Page and application data records
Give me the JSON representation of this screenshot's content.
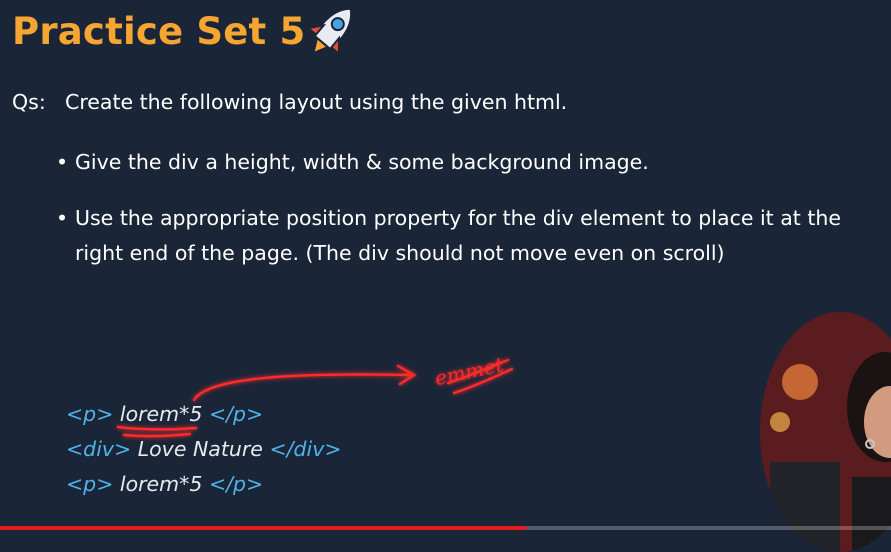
{
  "slide": {
    "title": "Practice Set 5",
    "question_label": "Qs:",
    "question": "Create the following layout using the given html.",
    "bullets": [
      "Give the div a height, width & some background image.",
      "Use the appropriate position property for the div element to place it at the right end of the page. (The div should not move even on scroll)"
    ],
    "code": [
      {
        "open": "<p>",
        "body": " lorem*5 ",
        "close": "</p>"
      },
      {
        "open": "<div>",
        "body": " Love Nature ",
        "close": "</div>"
      },
      {
        "open": "<p>",
        "body": " lorem*5 ",
        "close": "</p>"
      }
    ],
    "annotation": "emmet"
  },
  "video": {
    "progress_fraction": 0.59
  },
  "icons": [
    "rocket-icon"
  ],
  "colors": {
    "background": "#1a2638",
    "title": "#f5a531",
    "code_tag": "#4fb3ea",
    "annotation": "#ff2a2a",
    "progress": "#e31b1b"
  }
}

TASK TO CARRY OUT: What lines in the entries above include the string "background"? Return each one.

EXERCISE RESPONSE:
      "Give the div a height, width & some background image.",
    "background": "#1a2638",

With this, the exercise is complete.